DOPPELHOUSE PRESS focuses on architecture, design, and art, as well as stories of migration and diaspora. Our mission is to bring together a plurality of voices to examine the dynamics between sociopolitical forces and aesthetic forms.
We began our work in 2011 looking at the developing styles and attitudes within 20th-century Central European modernism, which is intertwined with the perspective of exiles, for many of whom statelessness and belonging to broader cultural and artistic movements preceded their physical dislocation. Our books hinge around art and bravery, conviction and perseverance, defiance, hope, and the personal stories of people who seek to imagine a better world.
DoppelHouse Press books are distributed to the trade by Consortium / Ingram.
Publisher@DoppelHousePress.com | T: +1 424-258-4423 | F: +1 323-349-0985
We are not accepting unsolicited manuscripts at this time.
Exam and Desk Copies
To see our academic policies and order exam and desk copies, please refer to our pages at Ingram Academic.
Licensing and Foreign Rights
Send all inquires to email@example.com.
For article proposals for The Nomadic Journal, please email a one paragraph description of the subject and any relevant links. Attach your CV and any past writing examples.
Both architecture and translation between German and English have played a large role in our mission, which is reflected by our name and logo. Many émigrés and immigrants live with an imaginary doppelgänger, the shadow of a life left behind that follows them upon relocation to another place and often, another language. Furthermore, the doppelhaus (“duplex”) is a twinned architecture type explored by several architects we have focused on from Vienna, specifically Adolf Loos and his protégé/colleague, Jacques Groag.
The continuing inspiration for DoppelHouse Press is Claire Beck Loos (self portrait c. late 1920s). We produced the first English edition of her insightful and lively biography Adolf Loos — A Private Portrait in conjunction with a retrospective on Loos’ work that began in Prague, traveled to several countries, and was ultimately shown in 2011 at the Royal Institute of British Architects in London (more here on the exhibition). In addition to being a writer, Claire was also a respected photographer and took many of the well known portraits of Loos in his last years.
DoppelHouse Press would not have been founded without Claire and those scholars, journalists, and surviving family members who struggled to bring her work out of obscurity.
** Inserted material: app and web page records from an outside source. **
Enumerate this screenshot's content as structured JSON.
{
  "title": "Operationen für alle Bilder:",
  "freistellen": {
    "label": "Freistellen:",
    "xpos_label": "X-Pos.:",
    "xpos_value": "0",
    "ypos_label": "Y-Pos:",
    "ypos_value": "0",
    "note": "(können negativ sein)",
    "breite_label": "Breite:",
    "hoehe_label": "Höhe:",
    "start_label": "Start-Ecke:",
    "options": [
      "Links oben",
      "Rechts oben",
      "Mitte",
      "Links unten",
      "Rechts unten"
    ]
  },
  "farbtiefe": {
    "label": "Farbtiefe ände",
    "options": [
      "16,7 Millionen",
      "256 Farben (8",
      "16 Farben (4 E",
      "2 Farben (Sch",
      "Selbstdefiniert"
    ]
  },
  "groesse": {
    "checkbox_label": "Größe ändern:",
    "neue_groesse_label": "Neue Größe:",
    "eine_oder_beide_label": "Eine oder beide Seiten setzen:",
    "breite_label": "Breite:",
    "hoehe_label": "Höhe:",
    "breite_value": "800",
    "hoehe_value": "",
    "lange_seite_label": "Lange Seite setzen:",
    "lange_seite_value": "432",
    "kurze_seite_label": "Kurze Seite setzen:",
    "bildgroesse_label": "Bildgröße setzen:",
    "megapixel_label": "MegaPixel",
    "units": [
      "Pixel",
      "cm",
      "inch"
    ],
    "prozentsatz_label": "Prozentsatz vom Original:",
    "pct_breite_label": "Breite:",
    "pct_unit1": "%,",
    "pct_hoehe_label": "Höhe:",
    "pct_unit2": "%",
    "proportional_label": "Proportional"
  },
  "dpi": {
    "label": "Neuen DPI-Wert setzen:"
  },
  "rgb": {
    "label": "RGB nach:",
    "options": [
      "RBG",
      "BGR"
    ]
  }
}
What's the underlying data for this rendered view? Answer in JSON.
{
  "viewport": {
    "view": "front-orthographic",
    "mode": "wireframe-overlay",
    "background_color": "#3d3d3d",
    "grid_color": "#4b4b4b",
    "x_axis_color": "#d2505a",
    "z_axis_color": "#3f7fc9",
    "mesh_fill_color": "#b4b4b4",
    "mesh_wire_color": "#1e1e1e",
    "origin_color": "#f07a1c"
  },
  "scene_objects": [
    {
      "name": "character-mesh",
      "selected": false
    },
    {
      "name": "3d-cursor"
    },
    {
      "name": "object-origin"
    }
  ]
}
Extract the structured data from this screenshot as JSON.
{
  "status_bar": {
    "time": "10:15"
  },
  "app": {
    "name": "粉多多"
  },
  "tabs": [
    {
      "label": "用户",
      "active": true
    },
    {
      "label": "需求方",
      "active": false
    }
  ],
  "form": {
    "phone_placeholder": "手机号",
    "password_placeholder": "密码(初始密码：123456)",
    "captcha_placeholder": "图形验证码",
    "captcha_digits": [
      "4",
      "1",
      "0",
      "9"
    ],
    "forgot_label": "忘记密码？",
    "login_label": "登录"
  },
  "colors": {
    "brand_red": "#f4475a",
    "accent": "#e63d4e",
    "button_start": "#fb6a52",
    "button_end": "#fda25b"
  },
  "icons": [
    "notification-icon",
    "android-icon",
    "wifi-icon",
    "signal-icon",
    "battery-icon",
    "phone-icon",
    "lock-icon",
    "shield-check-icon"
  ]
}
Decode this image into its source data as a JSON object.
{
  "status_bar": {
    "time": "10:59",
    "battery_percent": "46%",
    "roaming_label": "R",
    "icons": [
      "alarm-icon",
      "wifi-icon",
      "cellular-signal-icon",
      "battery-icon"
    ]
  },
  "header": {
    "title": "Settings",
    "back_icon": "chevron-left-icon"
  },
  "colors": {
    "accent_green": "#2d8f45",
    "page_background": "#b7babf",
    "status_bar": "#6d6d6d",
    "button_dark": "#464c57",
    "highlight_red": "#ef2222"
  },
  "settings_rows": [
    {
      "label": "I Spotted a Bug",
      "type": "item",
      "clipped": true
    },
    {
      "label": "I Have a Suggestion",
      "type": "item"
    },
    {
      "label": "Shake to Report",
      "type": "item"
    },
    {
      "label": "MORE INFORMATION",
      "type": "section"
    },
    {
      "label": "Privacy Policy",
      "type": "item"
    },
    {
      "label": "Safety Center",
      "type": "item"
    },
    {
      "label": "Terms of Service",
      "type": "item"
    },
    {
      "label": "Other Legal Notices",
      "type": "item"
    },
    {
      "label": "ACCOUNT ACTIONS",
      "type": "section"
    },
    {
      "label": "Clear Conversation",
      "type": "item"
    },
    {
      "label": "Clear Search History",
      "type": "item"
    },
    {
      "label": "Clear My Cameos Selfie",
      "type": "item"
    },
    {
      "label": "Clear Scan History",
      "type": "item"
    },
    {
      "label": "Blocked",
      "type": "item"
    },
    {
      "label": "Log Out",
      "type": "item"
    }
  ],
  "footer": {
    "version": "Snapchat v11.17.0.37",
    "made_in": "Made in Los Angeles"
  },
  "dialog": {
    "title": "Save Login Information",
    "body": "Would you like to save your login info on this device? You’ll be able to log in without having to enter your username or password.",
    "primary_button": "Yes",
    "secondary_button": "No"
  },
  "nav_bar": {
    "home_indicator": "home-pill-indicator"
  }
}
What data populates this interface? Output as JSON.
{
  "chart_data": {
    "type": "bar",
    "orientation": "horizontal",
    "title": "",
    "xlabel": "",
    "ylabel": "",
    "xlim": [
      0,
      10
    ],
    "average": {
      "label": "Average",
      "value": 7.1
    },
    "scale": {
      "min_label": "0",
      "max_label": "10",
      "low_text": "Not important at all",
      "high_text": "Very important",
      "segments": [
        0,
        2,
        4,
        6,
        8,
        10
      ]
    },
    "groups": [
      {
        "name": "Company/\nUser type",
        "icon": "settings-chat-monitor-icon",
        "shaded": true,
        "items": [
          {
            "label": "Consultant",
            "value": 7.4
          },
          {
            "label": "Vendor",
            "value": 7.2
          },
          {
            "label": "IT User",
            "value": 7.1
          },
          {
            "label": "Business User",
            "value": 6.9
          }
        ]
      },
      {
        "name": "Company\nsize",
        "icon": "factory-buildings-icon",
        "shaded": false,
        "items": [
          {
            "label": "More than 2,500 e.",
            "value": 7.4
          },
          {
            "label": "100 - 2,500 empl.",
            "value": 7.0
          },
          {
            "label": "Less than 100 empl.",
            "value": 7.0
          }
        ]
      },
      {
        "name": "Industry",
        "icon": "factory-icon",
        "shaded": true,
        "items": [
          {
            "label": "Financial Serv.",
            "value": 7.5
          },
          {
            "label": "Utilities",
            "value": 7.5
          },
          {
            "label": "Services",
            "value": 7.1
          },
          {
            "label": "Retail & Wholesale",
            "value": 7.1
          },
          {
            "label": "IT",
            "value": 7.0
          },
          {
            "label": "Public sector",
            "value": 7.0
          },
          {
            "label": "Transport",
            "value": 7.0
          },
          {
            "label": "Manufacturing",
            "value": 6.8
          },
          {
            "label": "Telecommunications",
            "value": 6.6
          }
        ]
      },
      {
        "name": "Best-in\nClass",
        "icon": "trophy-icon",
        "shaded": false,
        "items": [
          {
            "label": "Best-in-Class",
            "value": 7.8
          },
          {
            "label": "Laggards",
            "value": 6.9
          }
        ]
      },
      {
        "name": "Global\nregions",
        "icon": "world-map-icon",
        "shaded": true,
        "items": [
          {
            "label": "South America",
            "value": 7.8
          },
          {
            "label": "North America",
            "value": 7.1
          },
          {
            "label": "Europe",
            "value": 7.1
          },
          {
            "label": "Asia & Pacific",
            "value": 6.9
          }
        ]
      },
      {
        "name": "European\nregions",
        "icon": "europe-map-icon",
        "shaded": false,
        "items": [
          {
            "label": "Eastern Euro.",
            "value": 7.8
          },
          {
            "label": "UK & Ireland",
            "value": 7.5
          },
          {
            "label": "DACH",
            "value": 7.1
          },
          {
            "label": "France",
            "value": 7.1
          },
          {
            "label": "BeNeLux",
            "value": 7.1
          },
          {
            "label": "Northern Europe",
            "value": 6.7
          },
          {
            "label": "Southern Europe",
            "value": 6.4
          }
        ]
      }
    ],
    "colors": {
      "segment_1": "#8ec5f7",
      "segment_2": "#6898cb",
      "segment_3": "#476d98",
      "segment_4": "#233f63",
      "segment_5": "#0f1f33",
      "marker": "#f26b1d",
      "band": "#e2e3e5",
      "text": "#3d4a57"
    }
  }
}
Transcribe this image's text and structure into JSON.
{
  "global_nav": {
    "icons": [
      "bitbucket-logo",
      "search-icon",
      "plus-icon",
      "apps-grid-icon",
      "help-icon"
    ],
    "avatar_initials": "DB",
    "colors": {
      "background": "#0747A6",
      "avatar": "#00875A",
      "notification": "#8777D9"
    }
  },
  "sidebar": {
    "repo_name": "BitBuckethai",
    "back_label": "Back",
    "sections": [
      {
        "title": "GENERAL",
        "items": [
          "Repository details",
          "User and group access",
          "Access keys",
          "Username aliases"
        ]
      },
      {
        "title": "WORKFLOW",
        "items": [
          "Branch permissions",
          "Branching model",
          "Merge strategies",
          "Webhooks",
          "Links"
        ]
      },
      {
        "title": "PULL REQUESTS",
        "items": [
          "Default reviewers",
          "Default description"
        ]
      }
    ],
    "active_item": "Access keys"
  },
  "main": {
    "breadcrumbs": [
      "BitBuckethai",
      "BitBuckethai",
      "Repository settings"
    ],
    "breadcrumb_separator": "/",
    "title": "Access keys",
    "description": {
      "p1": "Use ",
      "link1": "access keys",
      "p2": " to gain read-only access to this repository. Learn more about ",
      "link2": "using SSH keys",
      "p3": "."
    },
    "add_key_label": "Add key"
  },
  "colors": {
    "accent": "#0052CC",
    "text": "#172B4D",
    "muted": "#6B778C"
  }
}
She was killed in the Holocaust in 1942, at Riga, just after her 37th birthday; for many decades following, her work was used without attribution or proper context as to her tragic fate. It is to the memory of Claire Beck Loos that we dedicate our continuing work.